Here's a brief reminder of what we mean by legalism:

Legalism is seeking to achieve forgiveness from God and acceptance by God through obedience to God. (C. J. Mahaney)
Some important presuppositions

1. Repentance is a life long work

My approach to gardening is to launch a blitzkrieg against the weeds and then to bask in the victory. The weeds then gain their revenge by growing back. In my astonishment I lose heart that I didn't kill them in one go. If we attempt to deal with sin and temptation that way we will be profoundly disheartened. We need the realism that repentance is a life long work.

The seeds of legalism are rooted in indwelling sin, and we deceive ourselves if we think that there is a once for all cure that will leave us trouble free from then on. That said, realism is not the same as defeatism. We are not bound to constant failure but, if the Spirit of Christ dwells in us, then we are debtors not to the flesh but to the Spirit. We must put to death sin to death, including the sin of legalism, every time it rears its head.

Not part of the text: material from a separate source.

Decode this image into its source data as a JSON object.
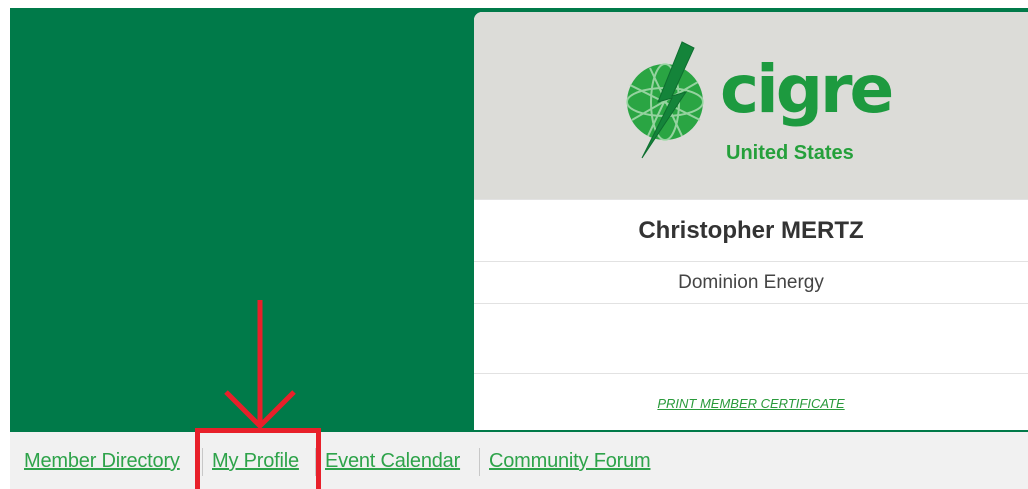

Legalism is a form of idolatry. It seeks independence from grace and promotes self-reliance, it is a manifestation of pride, self-love and self-trust. No Christian this side of glory has been totally free from the desire and temptation to become a legalist.

2. Legalism is a heart problem

Berkhof noted the dangerous tendency among some of the early church fathers to turn the Gospel into a new law. He observed that:
The view taken of good works is legal rather than evangelical. This moralistic perversion of New Testament Christianity found its explanation in the natural self-righteousness of the human heart. (History of Christian Doctrines, p. 205).
Or as Sohm put it "the natural man is born a Catholic." Internally we seek to establish our own righteousness before God, sewn together from the material of our pious thoughts and religious performances. The gospel has to be perverted to become a new law that says "do this and live" instead of the actual good news of what God has done for us in Christ.

3. The heart externalizes its legalistic desires into concrete forms

From our own imagination, even with the best intentions, we can spin a web of requirements that either we ourselves or other believers then get caught up in. We simply add things that God has not required and make them essential to a relationship with him. Or else we even take the things that God has required and subtly let them supplant Christ and his righteousness as the basis of our acceptance with God.

God does not accept me because today I'm actually up to date on my chapter a day Bible reading plan. God does not accept me because I stand in the pulpit and preach his Word. My righteousness is not boosted when I tell people that I pray for them everyday, or am known as the person in the congregation with the best theological knowledge or evangelistic gifts.

How easy it is to construct visible structures that indicate publicly the level of our performance and all the while they are feeding self-reliance and self-righteousness. This is the way that those conscious of their sin, broken hearted by it and repentant, are crushed by the weight of false expectations. This is also the way that pride is reinforced and grace diminished.

Legalism thrives under the canopy of unnecessary forms that we or others have imposed as the basis and standard of acceptance with God. Our grubby sinful hearts can use even good things in the service of self-righteousness. The solution is not to get rid of good things, but to keep them firmly in their proper place, and never let them supplant the gospel of free acceptance in Christ.


Rob Bailey said...

The type of unbiblical thinking that leads to legalism can also lead to antinomianism. We need examine ourselves first, in light of scripture. Next we need to urge others to be reconciled to God; both believers and nonbelievers alike; just as Paul does. Like you said constant repentance. Thanks.

Seth McBee said...

I saw this over at All Sufficient Grace and thought you might like my series on 10 Steps to Become a Legalist

It is definitely a more light hearted, tongue and cheek approach.